Requirement>
Repeat the entries exactly as they are written.

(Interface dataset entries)
*****

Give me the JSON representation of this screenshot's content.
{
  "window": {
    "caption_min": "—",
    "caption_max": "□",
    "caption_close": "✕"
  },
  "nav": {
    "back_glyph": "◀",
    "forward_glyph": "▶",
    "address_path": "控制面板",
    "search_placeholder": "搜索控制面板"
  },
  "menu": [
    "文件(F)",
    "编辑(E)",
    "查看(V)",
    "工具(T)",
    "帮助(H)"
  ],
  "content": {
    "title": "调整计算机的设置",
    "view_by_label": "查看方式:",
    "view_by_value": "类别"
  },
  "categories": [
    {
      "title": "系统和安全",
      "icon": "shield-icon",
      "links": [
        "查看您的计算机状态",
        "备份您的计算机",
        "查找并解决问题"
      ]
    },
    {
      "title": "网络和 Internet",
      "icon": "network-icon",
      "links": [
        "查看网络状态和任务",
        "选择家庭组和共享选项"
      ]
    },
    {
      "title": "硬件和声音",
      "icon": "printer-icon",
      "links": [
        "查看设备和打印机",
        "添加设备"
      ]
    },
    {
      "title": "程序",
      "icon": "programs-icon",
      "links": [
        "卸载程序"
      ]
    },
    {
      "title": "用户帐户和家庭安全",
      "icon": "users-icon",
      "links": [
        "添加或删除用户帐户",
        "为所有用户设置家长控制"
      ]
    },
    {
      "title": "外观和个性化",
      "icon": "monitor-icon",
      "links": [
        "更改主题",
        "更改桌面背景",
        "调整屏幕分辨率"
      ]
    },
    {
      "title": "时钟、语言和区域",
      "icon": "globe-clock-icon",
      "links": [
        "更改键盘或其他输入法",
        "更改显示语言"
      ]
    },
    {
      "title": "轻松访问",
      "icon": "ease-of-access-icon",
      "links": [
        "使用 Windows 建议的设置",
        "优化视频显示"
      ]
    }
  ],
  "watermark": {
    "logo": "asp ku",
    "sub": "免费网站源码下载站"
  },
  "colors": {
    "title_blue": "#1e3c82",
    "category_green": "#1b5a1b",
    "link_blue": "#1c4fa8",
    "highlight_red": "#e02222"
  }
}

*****

Reply to the exercise>
Give me the JSON representation of this screenshot's content.
{
  "window": {
    "caption_min": "—",
    "caption_max": "□",
    "caption_close": "✕"
  },
  "nav": {
    "back_glyph": "◀",
    "forward_glyph": "▶",
    "address_path": "控制面板",
    "search_placeholder": "搜索控制面板"
  },
  "menu": [
    "文件(F)",
    "编辑(E)",
    "查看(V)",
    "工具(T)",
    "帮助(H)"
  ],
  "content": {
    "title": "调整计算机的设置",
    "view_by_label": "查看方式:",
    "view_by_value": "类别"
  },
  "categories": [
    {
      "title": "系统和安全",
      "icon": "shield-icon",
      "links": [
        "查看您的计算机状态",
        "备份您的计算机",
        "查找并解决问题"
      ]
    },
    {
      "title": "网络和 Internet",
      "icon": "network-icon",
      "links": [
        "查看网络状态和任务",
        "选择家庭组和共享选项"
      ]
    },
    {
      "title": "硬件和声音",
      "icon": "printer-icon",
      "links": [
        "查看设备和打印机",
        "添加设备"
      ]
    },
    {
      "title": "程序",
      "icon": "programs-icon",
      "links": [
        "卸载程序"
      ]
    },
    {
      "title": "用户帐户和家庭安全",
      "icon": "users-icon",
      "links": [
        "添加或删除用户帐户",
        "为所有用户设置家长控制"
      ]
    },
    {
      "title": "外观和个性化",
      "icon": "monitor-icon",
      "links": [
        "更改主题",
        "更改桌面背景",
        "调整屏幕分辨率"
      ]
    },
    {
      "title": "时钟、语言和区域",
      "icon": "globe-clock-icon",
      "links": [
        "更改键盘或其他输入法",
        "更改显示语言"
      ]
    },
    {
      "title": "轻松访问",
      "icon": "ease-of-access-icon",
      "links": [
        "使用 Windows 建议的设置",
        "优化视频显示"
      ]
    }
  ],
  "watermark": {
    "logo": "asp ku",
    "sub": "免费网站源码下载站"
  },
  "colors": {
    "title_blue": "#1e3c82",
    "category_green": "#1b5a1b",
    "link_blue": "#1c4fa8",
    "highlight_red": "#e02222"
  }
}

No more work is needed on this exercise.